    We know that as the sea ice melts, colder water sinks deeper in the ocean. Does that significantly drop the temperature in the deepest parts of the ocean? We don't know; we have no data on that.
    It probably does. Does that colder water keep chilling until it covers such a large area that it starts to mix in ocean currents and could cool our climate? We don't know; we have no data on that.
    It probably does. Is there a greater volume of cold water sinking to the depths when there is less ice insulating the polar oceans? We don't know; we don't have the data.
    There probably is. Does this mean we need to get busy in the oceans collecting this data for future climatologists?
    It probably does!!
  • Lady Stillgar
    Best explanation I’ve heard yet. 👏 thanks 💚🌴🥑🌱🐢🌳🗽
  • shaney
    Another excellent video. Really appreciate the presentation being backed up with links to the source material. The stuff on climate and videos done on new and alternative energy engineering are greatly appreciated by a layperson like myself - gives me a reason to consider that we humans might be able to find solution to our existential problems after all, and maybe realize that we can and need to do a better job of how we conduct ourselves in regard to the planet.
  • Sue Elliott
    I like how this is structured and presented. Easy to understand, for us dummies. Thanks 😊
  • Bill Goedecke
    Thanks for the informative video. I understand from looking at different websites that the threshold percentage of a pixel (I am guessing that would be a square kilometer) covered with ice per pixel is 15% coverage (this standard is done due to its consistency and the information it can provide to ships). That means that a square kilometer of area is considered ice covered if at least 15% is covered in ice. I am guessing that this method would very much overestimate ice cover. I don’t know what the data would look like if the benchmark was at least 50% coverage (I would assume you could set a parameter if one was using a model to do an analysis of satellite imagery). If this is all true then we may not see a blue ocean event until it is upon us.
    Very good factual presentation, thank you.
    But just Alexander asked in the comments, let us know please how do you make those excellent annimations. It seems that you hired a highly professional grafics designer. Kindly share with us your secret :-)
  • AlphaIndigo
    Great video as usual, sadly if it does not make money and feed the greed of human expansion across the globe it will also flounder and fail to find the right audience.

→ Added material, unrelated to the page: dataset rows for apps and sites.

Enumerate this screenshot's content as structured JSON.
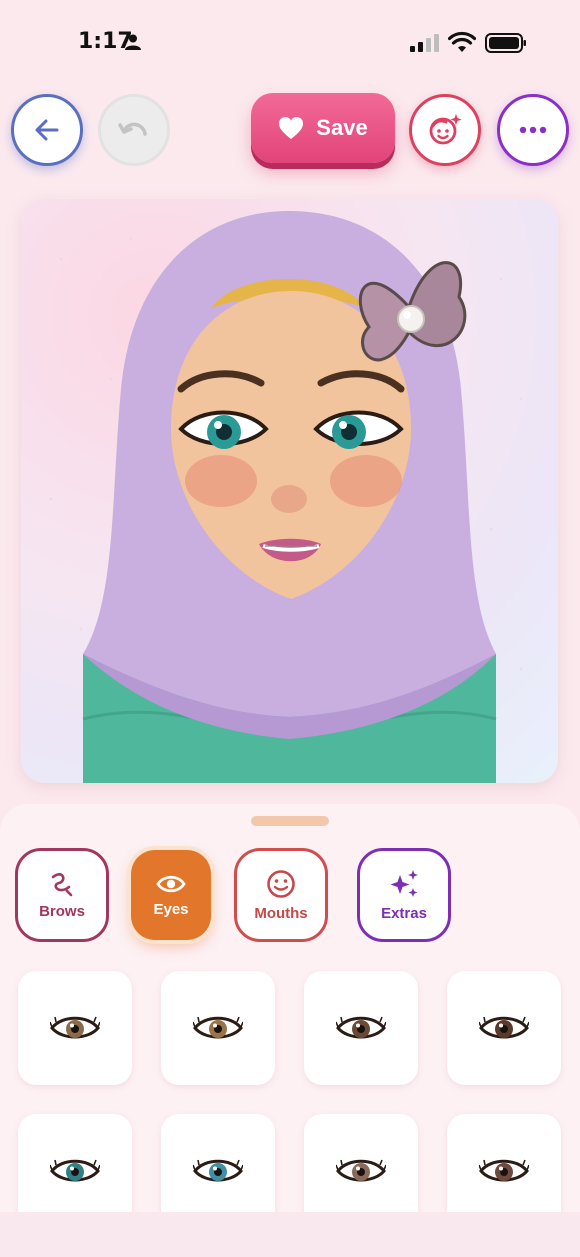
{
  "status_bar": {
    "time": "1:17"
  },
  "toolbar": {
    "save_label": "Save"
  },
  "tabs": [
    {
      "key": "brows",
      "label": "Brows"
    },
    {
      "key": "eyes",
      "label": "Eyes"
    },
    {
      "key": "mouths",
      "label": "Mouths"
    },
    {
      "key": "extras",
      "label": "Extras"
    }
  ],
  "selected_tab": "Eyes",
  "eye_options": [
    {
      "iris": "#8a6a4a"
    },
    {
      "iris": "#9a7446"
    },
    {
      "iris": "#6b4a35"
    },
    {
      "iris": "#5a3a28"
    },
    {
      "iris": "#2f7f86"
    },
    {
      "iris": "#3f8fa6"
    },
    {
      "iris": "#8b6a5a"
    },
    {
      "iris": "#6e4a3c"
    }
  ],
  "colors": {
    "accent_pink": "#e24479",
    "accent_orange": "#e2772c",
    "back_blue": "#5a6fc2",
    "purple": "#8a2fc9",
    "hijab": "#c9aee0",
    "shirt": "#4fb89c",
    "skin": "#f2c49d"
  }
}
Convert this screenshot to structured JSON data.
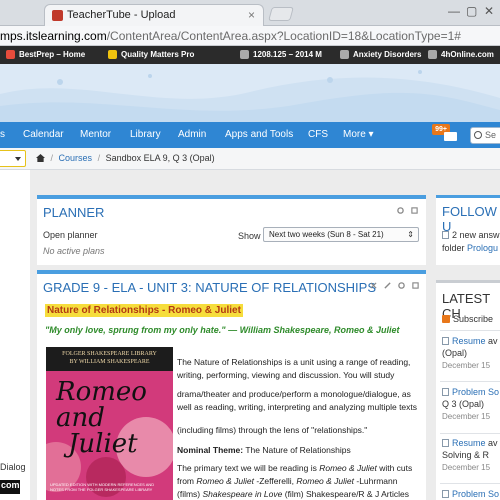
{
  "browser": {
    "tab_title": "TeacherTube - Upload",
    "url_domain": "mps.itslearning.com",
    "url_path": "/ContentArea/ContentArea.aspx?LocationID=18&LocationType=1#",
    "bookmarks": [
      {
        "label": "BestPrep – Home",
        "color": "#e74c3c"
      },
      {
        "label": "Quality Matters Pro",
        "color": "#f1c40f"
      },
      {
        "label": "1208.125 – 2014 M",
        "color": "#aaaaaa"
      },
      {
        "label": "Anxiety Disorders",
        "color": "#aaaaaa"
      },
      {
        "label": "4hOnline.com",
        "color": "#aaaaaa"
      }
    ]
  },
  "nav": {
    "items": [
      "s",
      "Calendar",
      "Mentor",
      "Library",
      "Admin",
      "Apps and Tools",
      "CFS",
      "More ▾"
    ],
    "badge": "99+",
    "search_placeholder": "Se"
  },
  "breadcrumb": {
    "courses": "Courses",
    "current": "Sandbox ELA 9, Q 3 (Opal)"
  },
  "planner": {
    "title": "PLANNER",
    "open": "Open planner",
    "empty": "No active plans",
    "show_label": "Show",
    "range": "Next two weeks (Sun 8 - Sat 21)"
  },
  "unit": {
    "title": "GRADE 9 - ELA - UNIT 3: NATURE OF RELATIONSHIPS",
    "banner": "Nature of Relationships - Romeo & Juliet",
    "quote": "\"My only love, sprung from my only hate.\" — William Shakespeare, Romeo & Juliet",
    "book": {
      "series": "FOLGER SHAKESPEARE LIBRARY",
      "author": "BY WILLIAM SHAKESPEARE",
      "title_line1": "Romeo and",
      "title_line2": "Juliet",
      "fine_print": "UPDATED EDITION WITH MODERN REFERENCES AND NOTES FROM THE FOLGER SHAKESPEARE LIBRARY"
    },
    "p1": "The Nature of Relationships is a unit using a range of reading, writing, performing, viewing and discussion. You will study",
    "p2": "drama/theater and produce/perform a monologue/dialogue, as well as reading, writing, interpreting and analyzing multiple texts",
    "p3": "(including films) through the lens of \"relationships.\"",
    "theme_label": "Nominal Theme:",
    "theme_value": " The Nature of Relationships",
    "p5a": "The primary text we will be reading is ",
    "p5b": "Romeo & Juliet",
    "p5c": " with cuts from ",
    "p5d": "Romeo & Juliet",
    "p5e": " -Zefferelli, ",
    "p5f": "Romeo & Juliet",
    "p5g": " -Luhrmann",
    "p6a": "(films) ",
    "p6b": "Shakespeare in Love",
    "p6c": " (film) Shakespeare/R & J Articles"
  },
  "follow": {
    "title": "FOLLOW U",
    "line1": "2 new answ",
    "line2a": "folder ",
    "line2b": "Prologu"
  },
  "latest": {
    "title": "LATEST CH",
    "subscribe": "Subscribe",
    "entries": [
      {
        "title": "Resume",
        "rest": " av",
        "extra": "(Opal)",
        "date": "December 15"
      },
      {
        "title": "Problem So",
        "rest": "",
        "extra": "Q 3 (Opal)",
        "date": "December 15"
      },
      {
        "title": "Resume",
        "rest": " av",
        "extra": "Solving & R",
        "date": "December 15"
      },
      {
        "title": "Problem So",
        "rest": "",
        "extra": "",
        "date": ""
      }
    ]
  },
  "left": {
    "dialog": "Dialog",
    "com": "com"
  }
}
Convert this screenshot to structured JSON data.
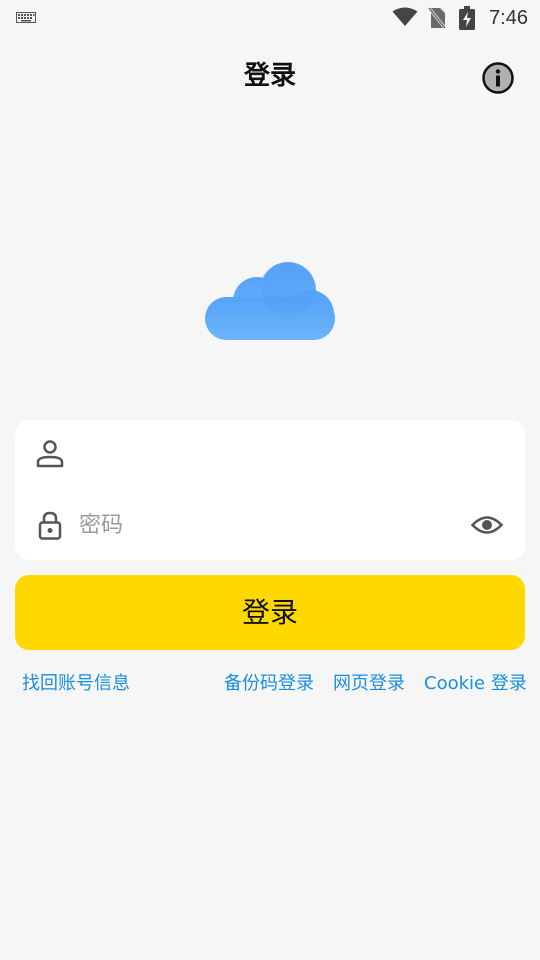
{
  "status_bar": {
    "time": "7:46",
    "icons": [
      "keyboard-icon",
      "wifi-icon",
      "no-sim-icon",
      "battery-charging-icon"
    ]
  },
  "app_bar": {
    "title": "登录",
    "info_icon": "info-icon"
  },
  "logo": {
    "icon": "cloud-logo-icon",
    "color": "#5aa8f8"
  },
  "form": {
    "username": {
      "icon": "user-icon",
      "value": "",
      "placeholder": ""
    },
    "password": {
      "icon": "lock-icon",
      "value": "",
      "placeholder": "密码",
      "visibility_icon": "eye-icon"
    }
  },
  "login_button": {
    "label": "登录",
    "color": "#ffd800"
  },
  "links": {
    "recover": "找回账号信息",
    "backup_code": "备份码登录",
    "web": "网页登录",
    "cookie": "Cookie 登录",
    "color": "#1a8fe0"
  }
}
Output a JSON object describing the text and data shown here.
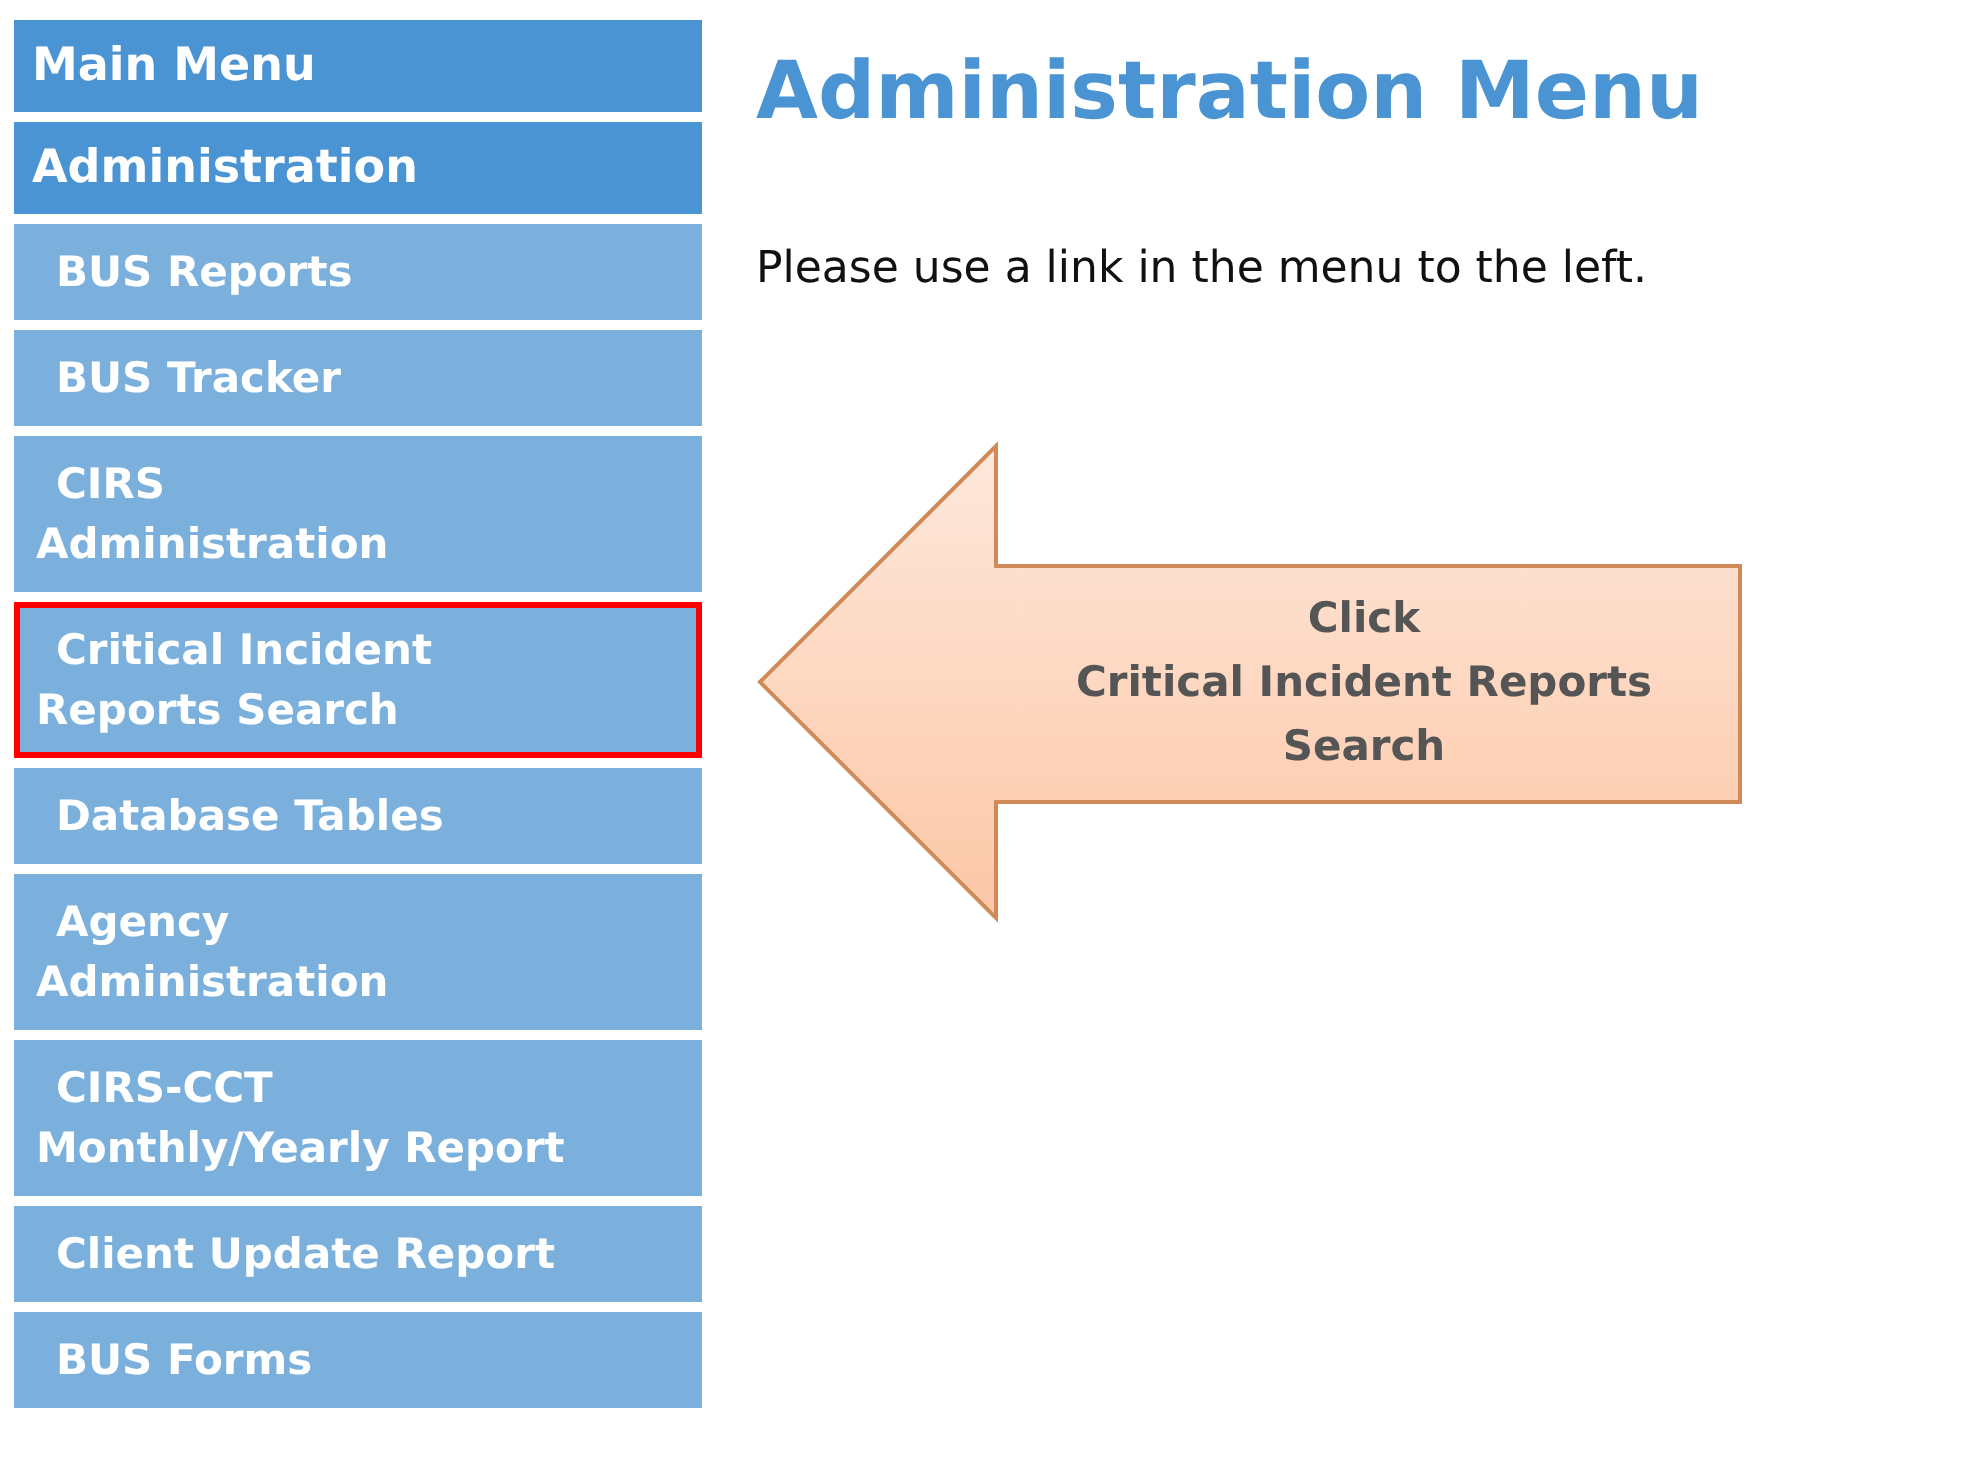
{
  "sidebar": {
    "items": [
      {
        "kind": "header",
        "label": "Main Menu",
        "highlighted": false
      },
      {
        "kind": "header",
        "label": "Administration",
        "highlighted": false
      },
      {
        "kind": "link",
        "label": "BUS Reports",
        "highlighted": false
      },
      {
        "kind": "link",
        "label": "BUS Tracker",
        "highlighted": false
      },
      {
        "kind": "link",
        "label": "CIRS\nAdministration",
        "highlighted": false
      },
      {
        "kind": "link",
        "label": "Critical Incident\nReports Search",
        "highlighted": true
      },
      {
        "kind": "link",
        "label": "Database Tables",
        "highlighted": false
      },
      {
        "kind": "link",
        "label": "Agency\nAdministration",
        "highlighted": false
      },
      {
        "kind": "link",
        "label": "CIRS-CCT\nMonthly/Yearly Report",
        "highlighted": false
      },
      {
        "kind": "link",
        "label": "Client Update Report",
        "highlighted": false
      },
      {
        "kind": "link",
        "label": "BUS Forms",
        "highlighted": false
      }
    ]
  },
  "main": {
    "title": "Administration Menu",
    "instruction": "Please use a link in the menu to the left.",
    "callout": {
      "text": "Click\nCritical Incident Reports\nSearch"
    }
  }
}
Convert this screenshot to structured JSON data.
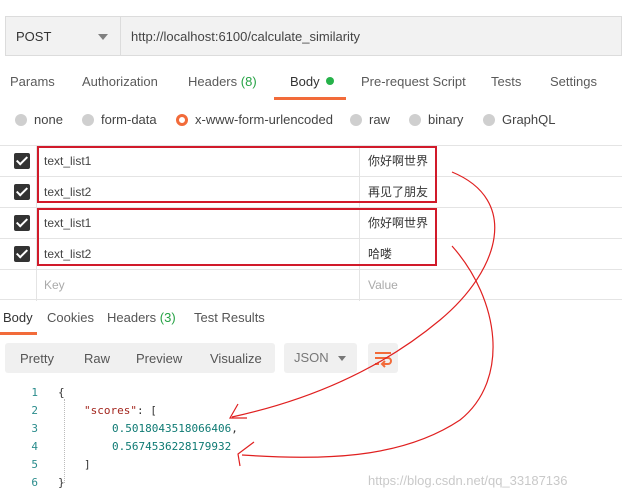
{
  "request": {
    "method": "POST",
    "url": "http://localhost:6100/calculate_similarity"
  },
  "request_tabs": [
    {
      "label": "Params"
    },
    {
      "label": "Authorization"
    },
    {
      "label": "Headers",
      "count": "(8)"
    },
    {
      "label": "Body"
    },
    {
      "label": "Pre-request Script"
    },
    {
      "label": "Tests"
    },
    {
      "label": "Settings"
    }
  ],
  "body_types": [
    {
      "label": "none"
    },
    {
      "label": "form-data"
    },
    {
      "label": "x-www-form-urlencoded"
    },
    {
      "label": "raw"
    },
    {
      "label": "binary"
    },
    {
      "label": "GraphQL"
    }
  ],
  "params": [
    {
      "key": "text_list1",
      "value": "你好啊世界"
    },
    {
      "key": "text_list2",
      "value": "再见了朋友"
    },
    {
      "key": "text_list1",
      "value": "你好啊世界"
    },
    {
      "key": "text_list2",
      "value": "哈喽"
    }
  ],
  "placeholder": {
    "key": "Key",
    "value": "Value"
  },
  "response_tabs": [
    {
      "label": "Body"
    },
    {
      "label": "Cookies"
    },
    {
      "label": "Headers",
      "count": "(3)"
    },
    {
      "label": "Test Results"
    }
  ],
  "view_modes": [
    "Pretty",
    "Raw",
    "Preview",
    "Visualize"
  ],
  "format": "JSON",
  "code_lines": [
    {
      "n": "1",
      "text": "{"
    },
    {
      "n": "2",
      "key": "\"scores\"",
      "rest": ": ["
    },
    {
      "n": "3",
      "num": "0.5018043518066406",
      "rest": ","
    },
    {
      "n": "4",
      "num": "0.5674536228179932"
    },
    {
      "n": "5",
      "text": "]"
    },
    {
      "n": "6",
      "text": "}"
    }
  ],
  "watermark": "https://blog.csdn.net/qq_33187136",
  "colors": {
    "accent": "#f26b3a",
    "highlight_box": "#d11a2a",
    "annotation": "#e02020"
  }
}
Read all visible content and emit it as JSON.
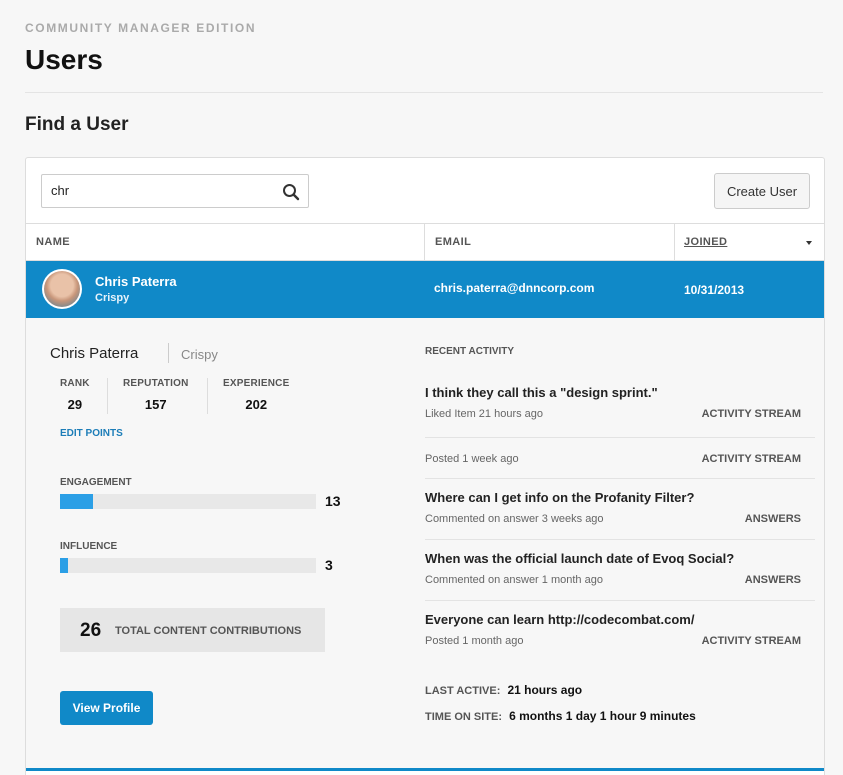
{
  "header": {
    "edition": "COMMUNITY MANAGER EDITION",
    "title": "Users",
    "section_title": "Find a User"
  },
  "search": {
    "value": "chr",
    "icon": "search-icon"
  },
  "toolbar": {
    "create_user_label": "Create User"
  },
  "table": {
    "columns": {
      "name": "NAME",
      "email": "EMAIL",
      "joined": "JOINED"
    },
    "sort_column": "joined",
    "rows": [
      {
        "name": "Chris Paterra",
        "handle": "Crispy",
        "email": "chris.paterra@dnncorp.com",
        "joined": "10/31/2013"
      }
    ]
  },
  "details": {
    "name": "Chris Paterra",
    "handle": "Crispy",
    "stats": [
      {
        "label": "RANK",
        "value": "29"
      },
      {
        "label": "REPUTATION",
        "value": "157"
      },
      {
        "label": "EXPERIENCE",
        "value": "202"
      }
    ],
    "edit_points_label": "EDIT POINTS",
    "meters": [
      {
        "label": "ENGAGEMENT",
        "value": "13",
        "fill_fraction": 0.13
      },
      {
        "label": "INFLUENCE",
        "value": "3",
        "fill_fraction": 0.03
      }
    ],
    "contributions": {
      "count": "26",
      "label": "TOTAL CONTENT CONTRIBUTIONS"
    },
    "view_profile_label": "View Profile"
  },
  "activity": {
    "heading": "RECENT ACTIVITY",
    "items": [
      {
        "title": "I think they call this a \"design sprint.\"",
        "meta": "Liked Item 21 hours ago",
        "source": "ACTIVITY STREAM"
      },
      {
        "title": "",
        "meta": "Posted 1 week ago",
        "source": "ACTIVITY STREAM"
      },
      {
        "title": "Where can I get info on the Profanity Filter?",
        "meta": "Commented on answer 3 weeks ago",
        "source": "ANSWERS"
      },
      {
        "title": "When was the official launch date of Evoq Social?",
        "meta": "Commented on answer 1 month ago",
        "source": "ANSWERS"
      },
      {
        "title": "Everyone can learn http://codecombat.com/",
        "meta": "Posted 1 month ago",
        "source": "ACTIVITY STREAM"
      }
    ],
    "last_active_label": "LAST ACTIVE:",
    "last_active_value": "21 hours ago",
    "time_on_site_label": "TIME ON SITE:",
    "time_on_site_value": "6 months 1 day 1 hour 9 minutes"
  },
  "colors": {
    "accent": "#1089c8",
    "meter_fill": "#2b9fe6"
  }
}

Thank you for highlighting this most important issue.
    One thing that you can add to this is volcanic actions of late,one of the last one's knocked the earth's axis by nearly 7inchs, may not sound much but it puts the Arctic in the sun for longer 🙃
    Model's are just that Model's a slight miscalculation and it's going to be out by a long way ,just a guess at a worst case cenario
  • Apocalypse Wow!
    I remember reading about 3 of these studies and it is amazing how little attention their findings received even in the articles themselves, now that I know more about the research after watching this.
  • Asher Goney
    The K2 Range extends further east from Everest, directly North From Coastline at 300kms to Kunchenjunga Hills 850kms North at Elevations 3500 to 5000 meters Above sea level, The K2 extends from Everest further west till the Edge of Karakorum Desert intermingled with The Hindukush Ranges west of Himalayan Ranges of Northern India.